Tip To Win More Best & Finals Offers - Close More Deals!

5 Replies

In this market we all must look for ways to one up our competitive bids without changing the underwriting and lowering investor returns. 

I was meeting with several brokers this past week. One of them mentioned that many of the deals that are being awarded right now are doing something very strategic, although not new by any means.

He said that most of the awarded deals are now making their initial earnest money HARD on day one of the contract. 

I’ve thought about this quite a bit and have come to the conclusion that this is a very good, stealth idea for winning more contracts!

A couple of things to consider before providing day one hard money:

1) make sure you tour as much of the property as possible before submitted the LOI.

2) hire a local residential/commeecial inspector to walk the property with you and to point out anything that may be obvious red flags. This seems would only cost you a couple hundred bucks and would be well worth it. 

3) have multiple experienced people review your underwriting and have a couple others fully underwrite it again to double check to make sure it works.

4) you MUST make sure you are confident with your capitalization strategy so you can fully execute a capital raise to take down the deal. 

5) have a drone inspector come fly the property for anything obvious that you may not see...these things cost less than a $1k and you can DIY if you choose.

6) Be confident and go for it!

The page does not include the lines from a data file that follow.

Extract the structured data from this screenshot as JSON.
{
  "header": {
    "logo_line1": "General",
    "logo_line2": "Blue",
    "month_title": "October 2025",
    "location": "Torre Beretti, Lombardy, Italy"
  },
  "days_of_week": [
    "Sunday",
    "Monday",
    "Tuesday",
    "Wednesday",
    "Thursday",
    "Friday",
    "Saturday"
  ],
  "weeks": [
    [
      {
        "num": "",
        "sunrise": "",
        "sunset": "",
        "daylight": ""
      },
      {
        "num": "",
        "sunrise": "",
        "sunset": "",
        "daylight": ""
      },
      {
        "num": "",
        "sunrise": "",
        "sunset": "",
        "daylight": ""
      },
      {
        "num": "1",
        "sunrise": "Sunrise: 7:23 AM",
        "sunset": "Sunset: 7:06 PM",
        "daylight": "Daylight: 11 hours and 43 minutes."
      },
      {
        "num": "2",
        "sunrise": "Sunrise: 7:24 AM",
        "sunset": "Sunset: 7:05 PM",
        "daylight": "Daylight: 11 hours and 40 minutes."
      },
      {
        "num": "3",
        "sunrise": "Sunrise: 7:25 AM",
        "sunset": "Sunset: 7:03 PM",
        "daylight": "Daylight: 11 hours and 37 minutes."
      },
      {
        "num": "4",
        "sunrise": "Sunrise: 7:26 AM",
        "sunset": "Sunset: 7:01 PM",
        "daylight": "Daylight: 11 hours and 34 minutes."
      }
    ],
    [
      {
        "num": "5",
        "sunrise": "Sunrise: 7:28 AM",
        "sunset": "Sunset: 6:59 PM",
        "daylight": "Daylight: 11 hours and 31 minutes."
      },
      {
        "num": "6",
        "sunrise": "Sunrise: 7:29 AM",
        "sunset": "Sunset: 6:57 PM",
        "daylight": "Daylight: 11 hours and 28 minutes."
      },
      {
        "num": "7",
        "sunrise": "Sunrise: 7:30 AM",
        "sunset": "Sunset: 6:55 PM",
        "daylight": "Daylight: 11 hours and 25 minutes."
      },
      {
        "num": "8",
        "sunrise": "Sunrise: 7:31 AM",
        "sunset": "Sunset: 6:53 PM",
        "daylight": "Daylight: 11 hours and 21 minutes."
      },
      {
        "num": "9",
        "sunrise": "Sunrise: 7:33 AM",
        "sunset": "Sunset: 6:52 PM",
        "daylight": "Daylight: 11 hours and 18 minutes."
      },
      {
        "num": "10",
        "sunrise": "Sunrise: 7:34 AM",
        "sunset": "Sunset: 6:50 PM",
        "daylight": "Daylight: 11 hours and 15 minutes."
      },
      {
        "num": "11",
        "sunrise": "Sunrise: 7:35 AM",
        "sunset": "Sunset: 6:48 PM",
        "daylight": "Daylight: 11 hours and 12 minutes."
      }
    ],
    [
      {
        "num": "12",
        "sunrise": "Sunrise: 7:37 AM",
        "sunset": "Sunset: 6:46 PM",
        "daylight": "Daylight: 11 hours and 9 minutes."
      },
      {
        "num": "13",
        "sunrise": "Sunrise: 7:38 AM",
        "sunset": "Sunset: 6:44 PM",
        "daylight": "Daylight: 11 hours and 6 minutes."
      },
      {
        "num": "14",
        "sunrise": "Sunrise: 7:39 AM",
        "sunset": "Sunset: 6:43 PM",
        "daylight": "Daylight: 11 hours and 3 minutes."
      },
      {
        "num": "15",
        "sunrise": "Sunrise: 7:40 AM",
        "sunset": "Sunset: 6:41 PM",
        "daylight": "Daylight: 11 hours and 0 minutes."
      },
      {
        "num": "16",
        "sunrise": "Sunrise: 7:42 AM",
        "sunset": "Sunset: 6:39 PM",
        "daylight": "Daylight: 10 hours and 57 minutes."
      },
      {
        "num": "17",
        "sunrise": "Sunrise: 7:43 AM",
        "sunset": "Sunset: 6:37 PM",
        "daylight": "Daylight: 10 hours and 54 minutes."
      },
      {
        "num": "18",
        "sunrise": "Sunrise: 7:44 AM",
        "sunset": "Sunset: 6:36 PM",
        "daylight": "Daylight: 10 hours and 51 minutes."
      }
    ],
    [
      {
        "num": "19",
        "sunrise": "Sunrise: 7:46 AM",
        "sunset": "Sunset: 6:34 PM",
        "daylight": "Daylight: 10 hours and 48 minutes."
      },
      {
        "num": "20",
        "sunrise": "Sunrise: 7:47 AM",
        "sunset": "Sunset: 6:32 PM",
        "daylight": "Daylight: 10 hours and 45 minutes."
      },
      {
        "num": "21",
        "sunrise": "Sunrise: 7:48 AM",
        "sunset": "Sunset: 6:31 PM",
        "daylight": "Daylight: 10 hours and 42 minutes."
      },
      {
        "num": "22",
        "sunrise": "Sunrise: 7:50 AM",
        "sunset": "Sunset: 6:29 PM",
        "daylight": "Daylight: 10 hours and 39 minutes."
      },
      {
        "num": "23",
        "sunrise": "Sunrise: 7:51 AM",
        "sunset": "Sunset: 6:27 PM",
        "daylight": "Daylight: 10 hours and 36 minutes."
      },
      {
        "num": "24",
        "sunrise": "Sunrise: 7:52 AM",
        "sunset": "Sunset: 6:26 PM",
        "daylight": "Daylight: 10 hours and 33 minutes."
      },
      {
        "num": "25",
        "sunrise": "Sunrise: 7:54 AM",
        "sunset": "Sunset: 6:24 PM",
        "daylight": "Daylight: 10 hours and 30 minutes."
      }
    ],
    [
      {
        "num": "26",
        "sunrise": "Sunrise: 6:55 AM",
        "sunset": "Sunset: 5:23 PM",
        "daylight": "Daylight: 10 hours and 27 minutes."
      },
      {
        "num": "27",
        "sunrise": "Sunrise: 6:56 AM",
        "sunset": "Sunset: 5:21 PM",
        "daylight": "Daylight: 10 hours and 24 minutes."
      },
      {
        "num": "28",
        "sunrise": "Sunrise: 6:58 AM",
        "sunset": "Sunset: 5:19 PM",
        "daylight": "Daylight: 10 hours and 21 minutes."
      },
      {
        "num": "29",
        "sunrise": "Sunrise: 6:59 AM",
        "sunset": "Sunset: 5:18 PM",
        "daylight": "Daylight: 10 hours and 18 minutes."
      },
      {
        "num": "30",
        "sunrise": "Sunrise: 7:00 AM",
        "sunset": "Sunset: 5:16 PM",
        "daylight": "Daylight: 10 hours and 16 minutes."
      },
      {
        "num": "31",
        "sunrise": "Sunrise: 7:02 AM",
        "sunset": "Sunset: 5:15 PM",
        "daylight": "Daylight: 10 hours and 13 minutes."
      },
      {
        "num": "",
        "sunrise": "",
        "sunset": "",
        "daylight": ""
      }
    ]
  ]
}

I know some of you won’t agree with this strategy because of the inherent risks associated with losing the earnest money but I believe the benefits of winning more deals will outway the possible negatives. It all comes down to how confident you are in yourself to take down a deal.

Any other things you would make sure to pay attention to before making your money hard on day one in a multifamily apartment investing deal?

Originally posted by @Dan Handford :

 Any other things you would make sure to pay attention to before making your money hard on day one in a multifamily apartment investing deal?

I can think of a couple more things to check.

1. Check on the status of the capital markets because a wild and sudden swing in interest rates or a freezing of lending could make your acquisition either undesirable or impossible.  Unfortunately the lenders are one thing you can't control.  I once had a major lender fail to perform at the closing table.  Fortunately we found a replacement that did the deal very quickly but that lender turned out to be horrible to do business with.

2. Check on the availability and cost of insurance, because the property's loss history could cause rates to be a lot higher than expected and could compromise your returns.  Probably not enough to make the deal un-doable but if stacked on top of other factors that are discovered in DD it could add up.

3. Check your gut to make sure that you can stomach losing several hundred grand if something goes wrong.  

I know that hard money day one is all the rage these days, but it's starting to lose some of its appeal because buyers have enough holes in the conditions that hard money isn't really hard if it's done right.  And brokers are starting to see this after being burned by it more than once.  I know some brokers that counsel their clients not to place a lot of emphasis on the big hard deposits, and rightfully so.  Better to just pick the best buyer rather than the most hard money.  Funny though, they say the opposite to the buyers -- "put up a big hard deposit and you have a better chance!"

Personally I just don't do it.  I feel like it puts a syndicator in a conflict of interest.  If something bad is discovered during due diligence, the syndicator is faced with a difficult decision.  1) Lose $200K of your own money and walk away from the deal.  2) Go ahead with the deal and make a $200K acquisition fee.  In choice #2 the syndicator might be tempted to suppress the adverse findings in DD, close the deal, bank their fee and hope that the market bails them out.  

Of course to that we all would say "I'd never do that".  But I'm a 30+ year pilot and I read the accident reports--pilots always say "I'd never take off in that kind of weather" or "I'd never let myself get that low on fuel, I'd just make a fuel stop", yet the leading causes of general aviation accidents relate to flying in adverse weather and fuel mismanagement.  Just take it off the table by refusing to do the hard money unless it's a small amount that truly wouldn't move the needle if you walked away from it.  And to the syndicator: if you are going to take off in bad weather, do everyone else a favor and don't take passengers (investors).

Both great responses. If you do go hard money, has to be 100%, unless you can afford to lose that money if all goes astray. Great post to get people thinking. Love that both sides of the argument are there. 

Gotta agree with @Brian Burke . Hard money is great but a syndicator, especially the new ones, are playing with fire. 

We all tell ourselves we'd never do something stupid but we all end up doing stupid stuff (cost of being a human). It's all about developing a good habits and a rules-based investment criteria. You might lose out on a ton of deals but, hopefully, you don't acquire a stinker. 

@Dan Handford That being said, new syndicators have to get more aggressive when playing against established players. It all depends on the needs of your capital. 

Every investor I know says they are a "long-term buy-and-hold" investor but every single time the market turns most people follow the exact opposite strategy.